You’ve probably heard about mindfulness, chances are you know someone (your doctor? your kids or grandkids?) who finds this concept life changing. While we can’t promise that it will change your life, mindfulness has been proven to improve energy levels, help people focus AND studies show mindfulness is particularly beneficial to seniors.
Mindfulness is defined as the quality or state of being conscious or aware of something, or a mental state achieved by focusing one’s awareness on the present moment while calmly acknowledging and accepting one’s feelings, thoughts and bodily sensations. Sounds a bit complicated, right? It’s really not; in today’s world it’s easy to get caught up in devices and screens; we actually have to make a point to unplug and be more mindful. Fortunately, there are plenty of resources to help us do exactly that. Deep breathing techniques and meditation are all connected to mindfulness but don’t get nervous, we’re not talking about the hippie-dippy stuff from the 1970’s.
Bob Linscott from the Center for Mindfulness at the University of Massachusetts Medical School, believes “mindfulness meditation,” can help adults in their 70s, 80s and beyond come to terms with the challenges of aging. In this Next Avenue article, Linscott says, “Meditation is like a pause button that breaks the cycle of worry. It can help older adults better accept their changing bodies or chronic pain. It puts them more in control of their lives.”
There are so many benefits of meditation for older adults that Dr. Stephanie Cheng from the University of California San Francisco frequently uses it with her patients. “In general, it’s been shown to decrease blood pressure and inflammation. And there’s some data around improving coronary artery disease outcomes and helping with post-traumatic stress disorder, chronic pain and headaches,” Cheng says in this story from US News.
Ready to give it a try?
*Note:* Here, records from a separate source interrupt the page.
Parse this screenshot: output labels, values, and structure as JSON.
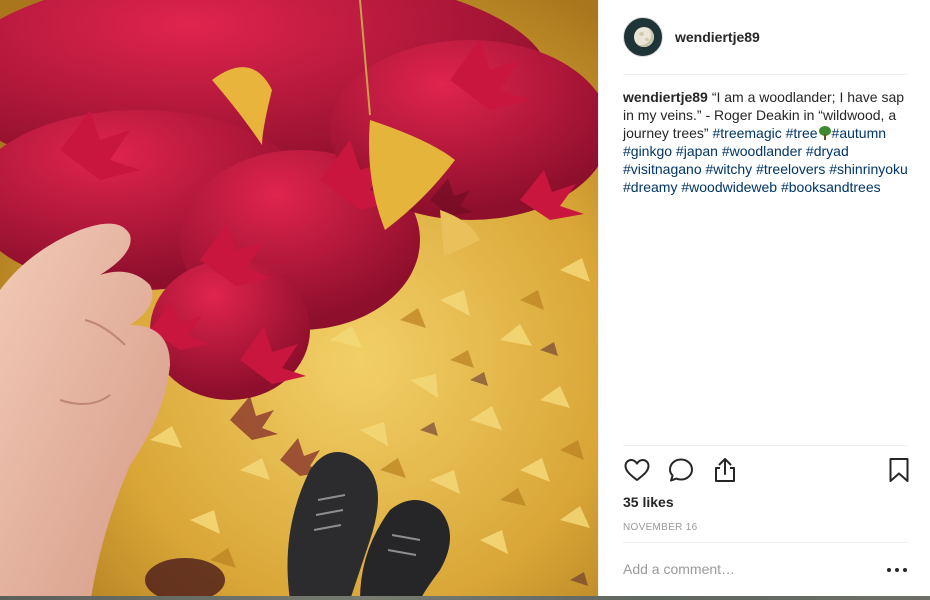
{
  "post": {
    "username": "wendiertje89",
    "caption": {
      "username": "wendiertje89",
      "text": "“I am a woodlander; I have sap in my veins.” - Roger Deakin in “wildwood, a journey trees”",
      "hashtags_before_emoji": "#treemagic #tree",
      "hashtags_after_emoji": "#autumn #ginkgo #japan #woodlander #dryad #visitnagano #witchy #treelovers #shinrinyoku #dreamy #woodwideweb #booksandtrees"
    },
    "likes": "35 likes",
    "date": "NOVEMBER 16",
    "comment": {
      "placeholder": "Add a comment…",
      "value": ""
    }
  },
  "icons": {
    "avatar": "moon-avatar",
    "like": "heart-icon",
    "comment": "speech-bubble-icon",
    "share": "share-upload-icon",
    "save": "bookmark-icon",
    "more": "more-options-icon",
    "emoji": "deciduous-tree-emoji"
  },
  "colors": {
    "text": "#262626",
    "hashtag": "#003569",
    "muted": "#999999",
    "divider": "#efefef"
  }
}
Here’s a simple 6 step mindfulness exercise that you can do right now:
- Sit in a chair with your feet on the floor or sit cross-legged on the floor, just as long as you’re comfortable but upright.
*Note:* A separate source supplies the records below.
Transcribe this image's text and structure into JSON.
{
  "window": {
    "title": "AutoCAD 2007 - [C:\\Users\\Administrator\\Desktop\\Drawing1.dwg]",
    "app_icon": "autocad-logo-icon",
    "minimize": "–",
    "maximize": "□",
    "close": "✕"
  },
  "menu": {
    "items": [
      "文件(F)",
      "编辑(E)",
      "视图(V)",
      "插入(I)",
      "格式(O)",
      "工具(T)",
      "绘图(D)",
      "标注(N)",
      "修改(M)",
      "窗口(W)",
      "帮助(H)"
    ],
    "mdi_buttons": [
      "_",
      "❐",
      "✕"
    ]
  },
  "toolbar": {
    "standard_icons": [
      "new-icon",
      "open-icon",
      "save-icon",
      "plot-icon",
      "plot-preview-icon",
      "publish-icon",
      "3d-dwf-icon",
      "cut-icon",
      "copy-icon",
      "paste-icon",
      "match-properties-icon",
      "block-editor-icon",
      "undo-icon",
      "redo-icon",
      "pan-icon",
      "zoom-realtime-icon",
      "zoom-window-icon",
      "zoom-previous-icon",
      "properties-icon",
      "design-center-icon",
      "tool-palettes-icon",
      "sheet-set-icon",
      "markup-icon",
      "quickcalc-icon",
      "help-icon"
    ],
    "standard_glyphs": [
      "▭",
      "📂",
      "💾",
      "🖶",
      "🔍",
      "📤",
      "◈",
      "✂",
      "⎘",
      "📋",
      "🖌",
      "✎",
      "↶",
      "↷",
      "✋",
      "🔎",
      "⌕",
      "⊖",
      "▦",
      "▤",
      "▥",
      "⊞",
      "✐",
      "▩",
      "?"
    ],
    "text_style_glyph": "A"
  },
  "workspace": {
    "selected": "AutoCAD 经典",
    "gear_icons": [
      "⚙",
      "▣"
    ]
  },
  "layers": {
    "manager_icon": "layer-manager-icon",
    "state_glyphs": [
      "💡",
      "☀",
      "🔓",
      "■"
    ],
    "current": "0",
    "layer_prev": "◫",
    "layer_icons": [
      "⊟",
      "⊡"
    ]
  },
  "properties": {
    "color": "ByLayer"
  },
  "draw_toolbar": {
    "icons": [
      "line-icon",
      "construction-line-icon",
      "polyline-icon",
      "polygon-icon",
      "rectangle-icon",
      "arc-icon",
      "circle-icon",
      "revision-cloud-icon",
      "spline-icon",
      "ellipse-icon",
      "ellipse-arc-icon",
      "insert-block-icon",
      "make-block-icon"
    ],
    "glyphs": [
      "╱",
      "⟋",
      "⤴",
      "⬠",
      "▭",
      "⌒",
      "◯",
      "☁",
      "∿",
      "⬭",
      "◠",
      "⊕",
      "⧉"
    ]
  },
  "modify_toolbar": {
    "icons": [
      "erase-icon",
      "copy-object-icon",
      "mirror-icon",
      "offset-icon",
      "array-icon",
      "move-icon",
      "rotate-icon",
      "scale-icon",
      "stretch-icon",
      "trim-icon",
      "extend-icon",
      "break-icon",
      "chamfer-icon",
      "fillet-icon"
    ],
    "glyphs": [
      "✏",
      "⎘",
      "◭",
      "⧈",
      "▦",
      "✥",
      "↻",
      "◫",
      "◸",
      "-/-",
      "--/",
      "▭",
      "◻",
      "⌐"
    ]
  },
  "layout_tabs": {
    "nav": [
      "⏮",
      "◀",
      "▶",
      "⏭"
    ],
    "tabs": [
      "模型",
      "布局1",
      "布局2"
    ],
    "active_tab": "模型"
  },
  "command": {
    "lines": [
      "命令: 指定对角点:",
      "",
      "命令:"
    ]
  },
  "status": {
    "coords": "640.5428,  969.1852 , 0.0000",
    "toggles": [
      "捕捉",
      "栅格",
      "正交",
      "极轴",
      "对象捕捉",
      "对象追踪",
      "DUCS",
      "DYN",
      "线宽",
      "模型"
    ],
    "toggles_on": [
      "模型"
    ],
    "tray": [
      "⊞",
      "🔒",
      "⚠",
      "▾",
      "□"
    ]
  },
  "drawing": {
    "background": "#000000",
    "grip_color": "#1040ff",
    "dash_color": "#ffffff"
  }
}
- Find a spot to look at as a focal point on, looking out a window is great because nature is known to be calming, but a spot on a wall will work too.
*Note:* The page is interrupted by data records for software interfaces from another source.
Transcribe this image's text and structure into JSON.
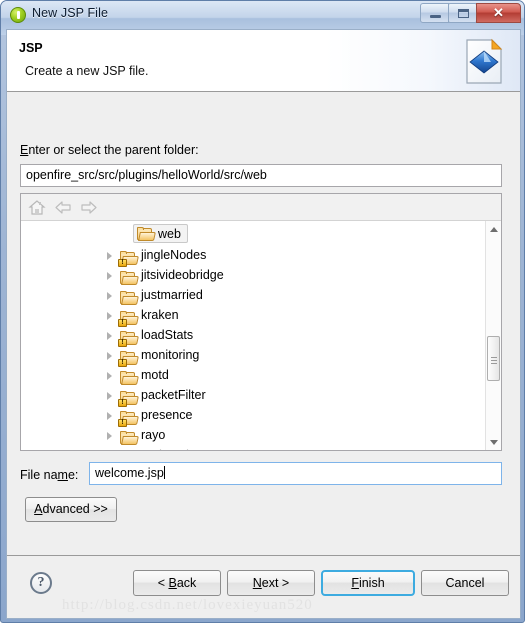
{
  "window": {
    "title": "New JSP File",
    "title_icon": "jsp-wizard-icon",
    "controls": {
      "minimize": "–",
      "maximize": "□",
      "close": "✕"
    }
  },
  "banner": {
    "title": "JSP",
    "description": "Create a new JSP file.",
    "icon": "new-jsp-file-banner-icon"
  },
  "form": {
    "parent_folder_label_prefix": "E",
    "parent_folder_label_rest": "nter or select the parent folder:",
    "parent_folder_value": "openfire_src/src/plugins/helloWorld/src/web",
    "file_name_label_pre": "File na",
    "file_name_label_mnemonic": "m",
    "file_name_label_post": "e:",
    "file_name_value": "welcome.jsp",
    "advanced_label_mnemonic": "A",
    "advanced_label_rest": "dvanced >>"
  },
  "tree": {
    "toolbar": [
      {
        "name": "home-icon",
        "enabled": false
      },
      {
        "name": "back-arrow-icon",
        "enabled": false
      },
      {
        "name": "forward-arrow-icon",
        "enabled": false
      }
    ],
    "root": {
      "label": "web",
      "selected": true,
      "icon": "folder-icon"
    },
    "items": [
      {
        "label": "jingleNodes",
        "icon": "folder-icon",
        "warning": true,
        "expandable": true
      },
      {
        "label": "jitsivideobridge",
        "icon": "folder-icon",
        "warning": false,
        "expandable": true
      },
      {
        "label": "justmarried",
        "icon": "folder-icon",
        "warning": false,
        "expandable": true
      },
      {
        "label": "kraken",
        "icon": "folder-icon",
        "warning": true,
        "expandable": true
      },
      {
        "label": "loadStats",
        "icon": "folder-icon",
        "warning": true,
        "expandable": true
      },
      {
        "label": "monitoring",
        "icon": "folder-icon",
        "warning": true,
        "expandable": true
      },
      {
        "label": "motd",
        "icon": "folder-icon",
        "warning": false,
        "expandable": true
      },
      {
        "label": "packetFilter",
        "icon": "folder-icon",
        "warning": true,
        "expandable": true
      },
      {
        "label": "presence",
        "icon": "folder-icon",
        "warning": true,
        "expandable": true
      },
      {
        "label": "rayo",
        "icon": "folder-icon",
        "warning": false,
        "expandable": true
      },
      {
        "label": "registration",
        "icon": "folder-icon",
        "warning": false,
        "expandable": true,
        "clipped": true
      }
    ],
    "scrollbar": {
      "up": "▲",
      "down": "▼",
      "position": "middle"
    }
  },
  "footer": {
    "help": "?",
    "buttons": [
      {
        "name": "back-button",
        "label": "< Back",
        "mnemonic": "B",
        "default": false
      },
      {
        "name": "next-button",
        "label": "Next >",
        "mnemonic": "N",
        "default": false
      },
      {
        "name": "finish-button",
        "label": "Finish",
        "mnemonic": "F",
        "default": true
      },
      {
        "name": "cancel-button",
        "label": "Cancel",
        "mnemonic": "",
        "default": false
      }
    ]
  },
  "watermark": "http://blog.csdn.net/lovexieyuan520",
  "colors": {
    "frame": "#8ba6cc",
    "dialog_bg": "#efefef",
    "banner_bg": "#ffffff",
    "focus_border": "#3dabe0",
    "close_button": "#b33c33",
    "folder": "#f4c464",
    "diamond": "#2a6fd0"
  }
}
- Think of a phrase that makes you feel calm and centered, a few examples are: “I am calm.” “I am strong.” “I am peaceful.”
- As you say the phrase in your mind, inhale and count to four.
- Hold your breath and count to four.
- Exhale and count to five.
If you’d like to explore more mindfulness techniques, Brookfield’s Rooted in Mindfulness is a local center that offers mindfulness and meditation classes and workshops. If you’re tech savvy, there are dozens of online resources on the Develop Good Habits website where you can find a list of recommendations for the Best Mindfulness Apps.
Here, within our own Eastcastle Place where we are ever- mindful of how important mindfulness is …we have not only a weekly meditation group that is resident run, but also regularly scheduled sessions run by Dr. Paul Norton of the Milwaukee Mindfulness Practice Center.